This is peculiar given his next statement in which he proudly described his efforts as Harper’s multiculturalism minister in redressing racist policies like the Chinese head tax and exclusion act. (He failed to mention that 10% of the $5 million set aside to redress these polices was clawed back by his government, or that in 2011 as federal immigration minister he banned face coverings at citizenship ceremonies, or that in 2015 he supported Harper’s niqab ban and barbaric cultural practices tip line.)
A couple of days after Kenney’s nothingburger press conference, Justice Minister Schweitzer issued a press release saying the government was responding to Albertans’ outrage over “an appalling act of police brutality” in the US (actually there’s been more than one appalling act of brutality and the US and Canada) by expediting the modernization of the Police Act in consultation with police chiefs, First Nations, minority community leaders and other stakeholders, and calling on the federal public safety minister to review the legislation and regs governing the RCMP.

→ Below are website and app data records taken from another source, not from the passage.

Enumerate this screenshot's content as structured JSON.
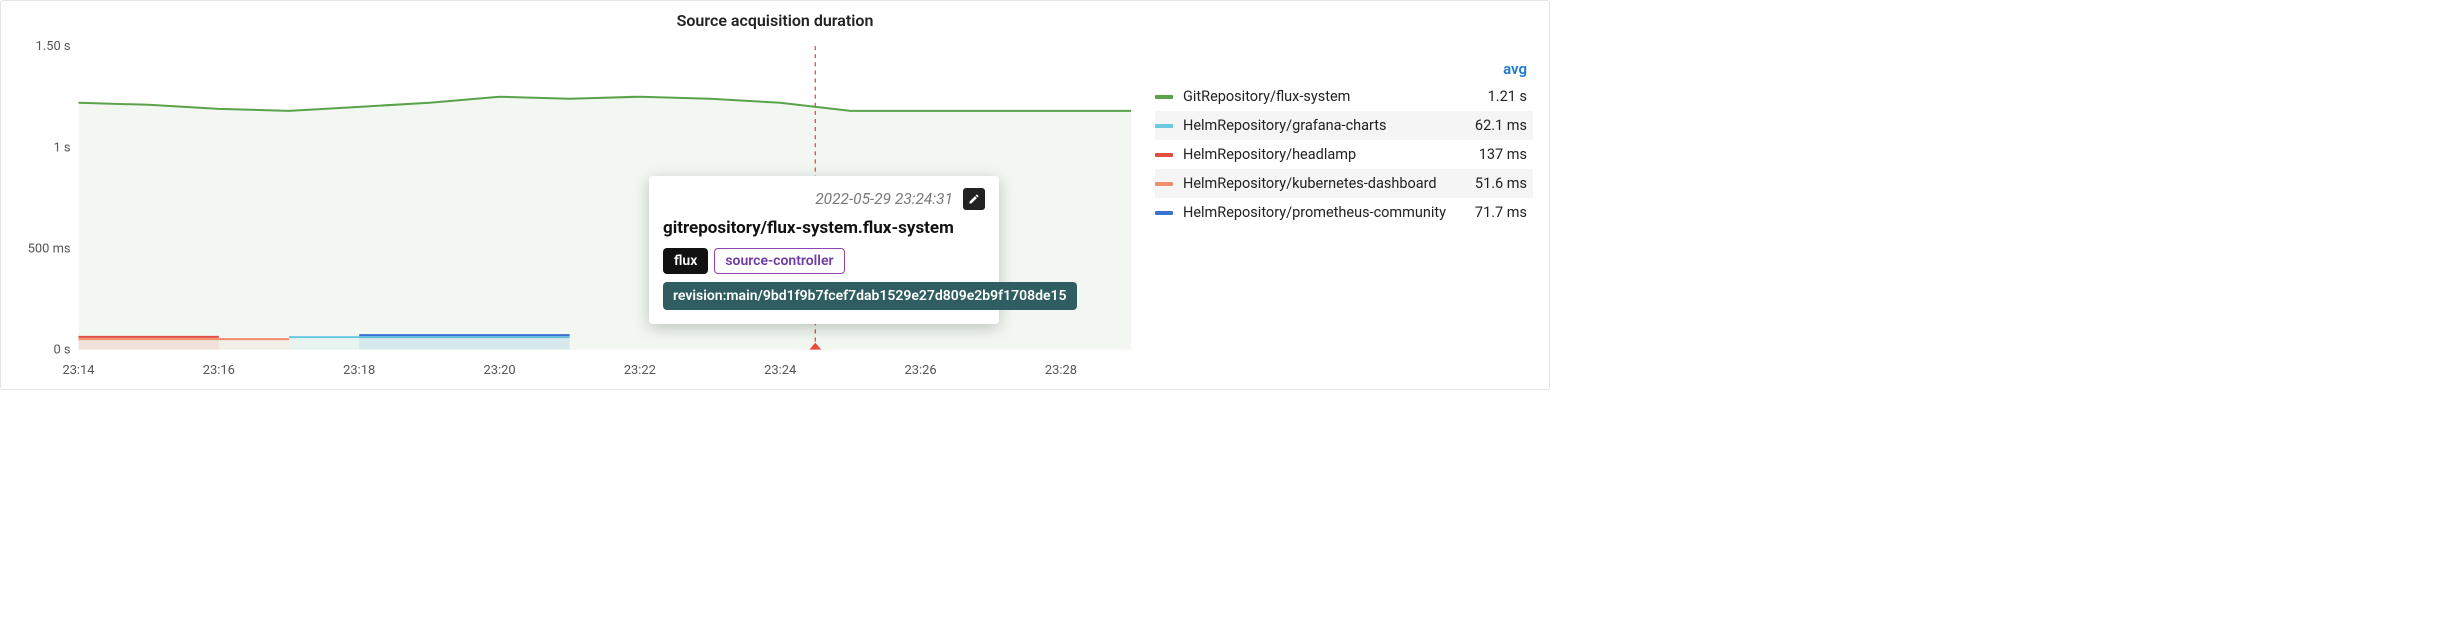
{
  "title": "Source acquisition duration",
  "legend": {
    "header": "avg",
    "items": [
      {
        "label": "GitRepository/flux-system",
        "value": "1.21 s",
        "color": "#5aa34a"
      },
      {
        "label": "HelmRepository/grafana-charts",
        "value": "62.1 ms",
        "color": "#6cc8e0"
      },
      {
        "label": "HelmRepository/headlamp",
        "value": "137 ms",
        "color": "#e24d42"
      },
      {
        "label": "HelmRepository/kubernetes-dashboard",
        "value": "51.6 ms",
        "color": "#f08f6a"
      },
      {
        "label": "HelmRepository/prometheus-community",
        "value": "71.7 ms",
        "color": "#3973d0"
      }
    ]
  },
  "tooltip": {
    "time": "2022-05-29 23:24:31",
    "title": "gitrepository/flux-system.flux-system",
    "tags": [
      {
        "text": "flux",
        "cls": "dark"
      },
      {
        "text": "source-controller",
        "cls": "purple"
      }
    ],
    "revision": "revision:main/9bd1f9b7fcef7dab1529e27d809e2b9f1708de15"
  },
  "chart_data": {
    "type": "line",
    "title": "Source acquisition duration",
    "xlabel": "",
    "ylabel": "",
    "ylim": [
      0,
      1.5
    ],
    "y_ticks": [
      {
        "v": 0,
        "label": "0 s"
      },
      {
        "v": 0.5,
        "label": "500 ms"
      },
      {
        "v": 1.0,
        "label": "1 s"
      },
      {
        "v": 1.5,
        "label": "1.50 s"
      }
    ],
    "x_ticks": [
      "23:14",
      "23:16",
      "23:18",
      "23:20",
      "23:22",
      "23:24",
      "23:26",
      "23:28"
    ],
    "x": [
      "23:14",
      "23:15",
      "23:16",
      "23:17",
      "23:18",
      "23:19",
      "23:20",
      "23:21",
      "23:22",
      "23:23",
      "23:24",
      "23:25",
      "23:26",
      "23:27",
      "23:28",
      "23:29"
    ],
    "series": [
      {
        "name": "GitRepository/flux-system",
        "color": "#5aa34a",
        "values": [
          1.22,
          1.21,
          1.19,
          1.18,
          1.2,
          1.22,
          1.25,
          1.24,
          1.25,
          1.24,
          1.22,
          1.18,
          1.18,
          1.18,
          1.18,
          1.18
        ]
      },
      {
        "name": "HelmRepository/headlamp",
        "color": "#e24d42",
        "values": [
          0.063,
          0.063,
          0.063,
          null,
          null,
          null,
          null,
          null,
          null,
          null,
          null,
          null,
          null,
          null,
          null,
          null
        ]
      },
      {
        "name": "HelmRepository/kubernetes-dashboard",
        "color": "#f08f6a",
        "values": [
          0.052,
          0.052,
          0.052,
          0.052,
          null,
          null,
          null,
          null,
          null,
          null,
          null,
          null,
          null,
          null,
          null,
          null
        ]
      },
      {
        "name": "HelmRepository/grafana-charts",
        "color": "#6cc8e0",
        "values": [
          null,
          null,
          null,
          0.062,
          0.062,
          0.062,
          0.062,
          0.062,
          null,
          null,
          null,
          null,
          null,
          null,
          null,
          null
        ]
      },
      {
        "name": "HelmRepository/prometheus-community",
        "color": "#3973d0",
        "values": [
          null,
          null,
          null,
          null,
          0.072,
          0.072,
          0.072,
          0.072,
          null,
          null,
          null,
          null,
          null,
          null,
          null,
          null
        ]
      }
    ],
    "hover_x": "23:24.5",
    "annotations_x": [
      "23:24.5"
    ]
  }
}
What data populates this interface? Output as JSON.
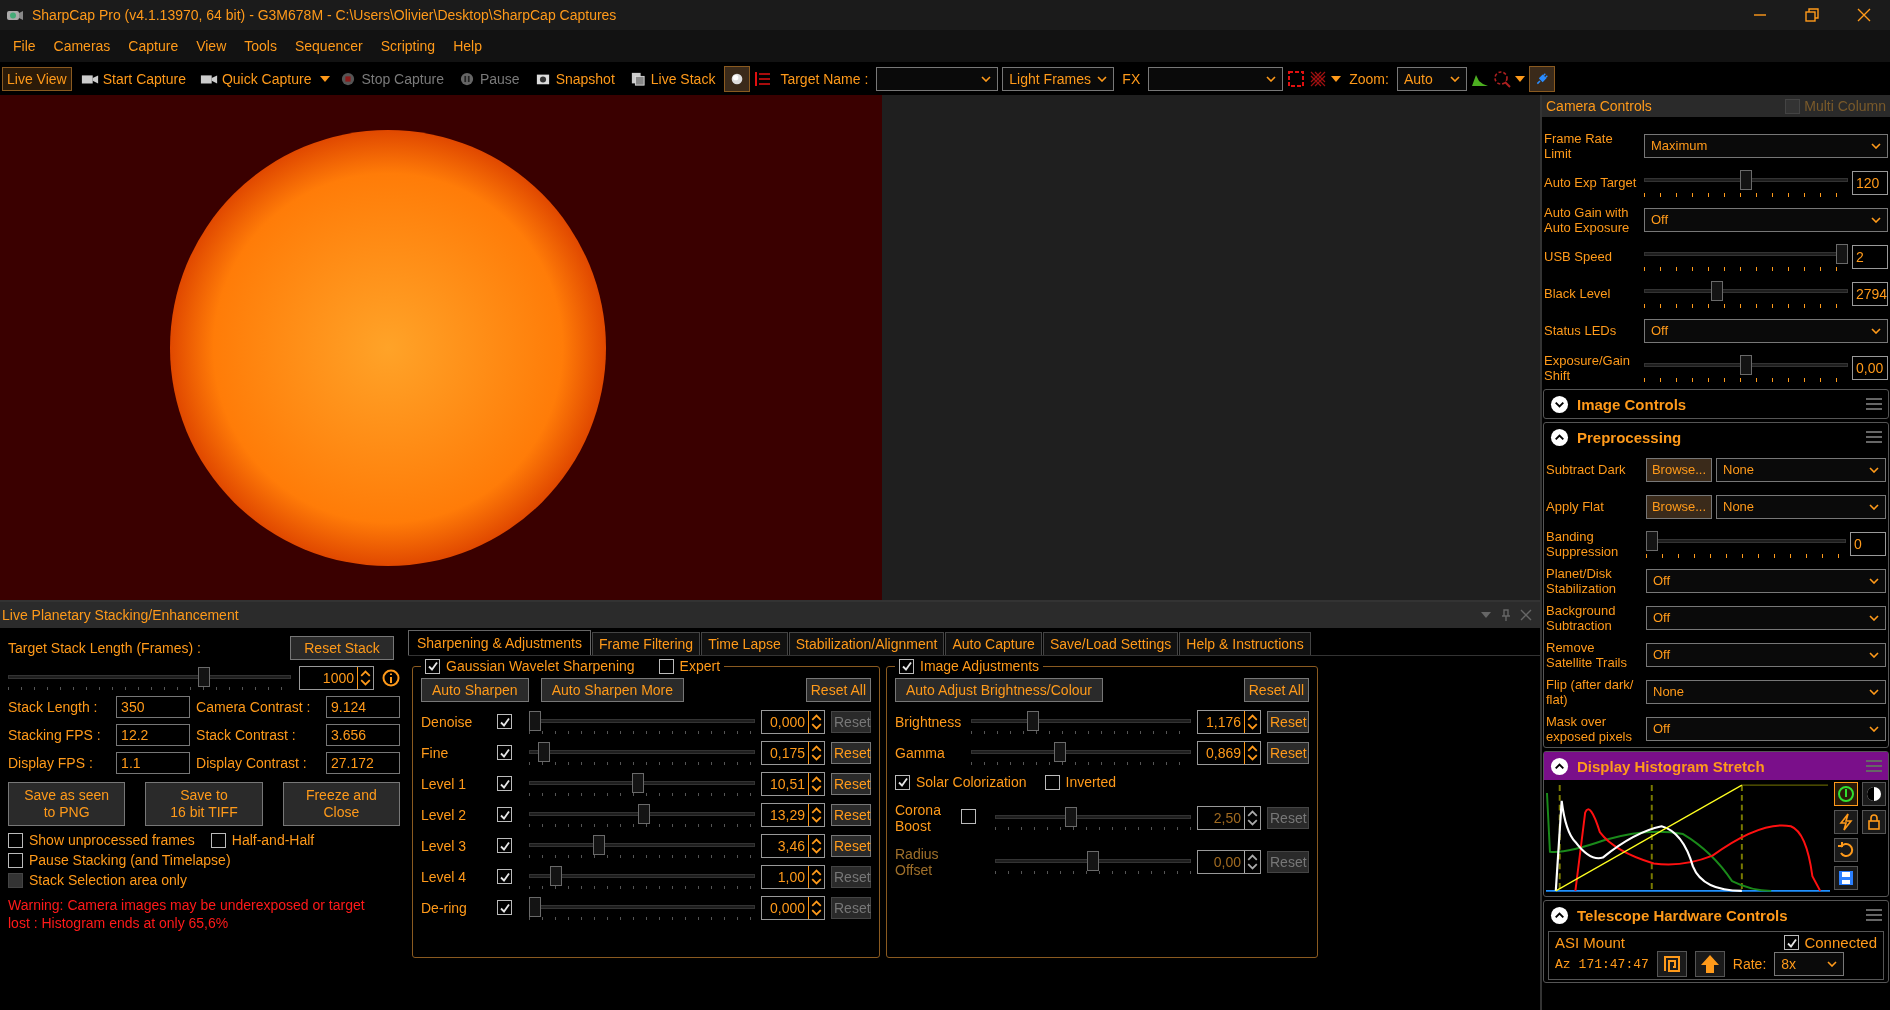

Given how skimpy this announcement was, the NDP Opposition used Question Period to seek clarity on the specifics of what the Kenney government would do to address systemic and institutional racism in Alberta.
Here’s what we’ve learned:
- Kenney doesn’t want to talk about it. In the last week he did not respond to a single question on the topic, deferring instead to his justice minister. This is curious given Kenney’s habit of leaping to his feet to answer Opposition questions directed to his cabinet ministers. Surely systemic discrimination in policing, a matter that should be near and dear to the heart of the law and order premier, is as important as healthcare and education.
- The Indigenous Relations minister doesn’t want to talk about it either. He too deferred to the justice minister.
- The Justice Minister’s stock answer to every question is a variant on…wait for it…we’re modernizing the Police Act in consultation with First Nations, minority community leaders and other stakeholders and have asked the federal public safety minister to review the laws and regs governing the RCMP.
We also learned:
- Schweitzer is “open to having a complete dialogue around the future of policing” which sounded promising until he added he’s increased funding for more police officers, this preempts any dialogue on defunding which by definition would shift funding from policing to mental health and drug addiction services, not increase it.
- The government will not create an independent panel, with members from the anti-racism advisory council, indigenous leadership and Black Lives Matter, to hold public hearings into systemic racism. Cough. Is this not as worthy an issue as getting a “fair deal” for Alberta and stopping anti-Alberta energy activists?
- The government cut funding for anti-racism grants and the human rights education and multiculturalism fund that has supported the Alberta Hate Crimes Committee since 2002.
- The government failed to seek guidance from its own resource, the Anti-Racism Advisory Council, with respect to the problem of systemic racism.
- The justice minister (who’s been at it for a year) has not yet pushed the Feds for additional funding to support hiring more indigenous police officers despite the fact that placing indigenous officers in indigenous communities is one of the best ways to build trust.
There was one small win though. The Education Minister committed to completing the work the NDP government had started in integrating black history into the school curriculum. Let’s hope she means it.
Where does this leave us?
What we learned this past week is that the Alberta government can’t be bothered to talk the talk let alone walk the walk.
So it’s up to us. We must learn our history, move past denial, listen and become an ally, put pressure on the power brokers and decision makers including our MLAs, to take meaningful action to eliminate systemic discrimination and, when the time comes as it inevitably will, show up at the demonstrations to ensure black, brown and Indigenous Canadians do not stand alone.
*Alberta Hansard, June 8, 2020, p 1137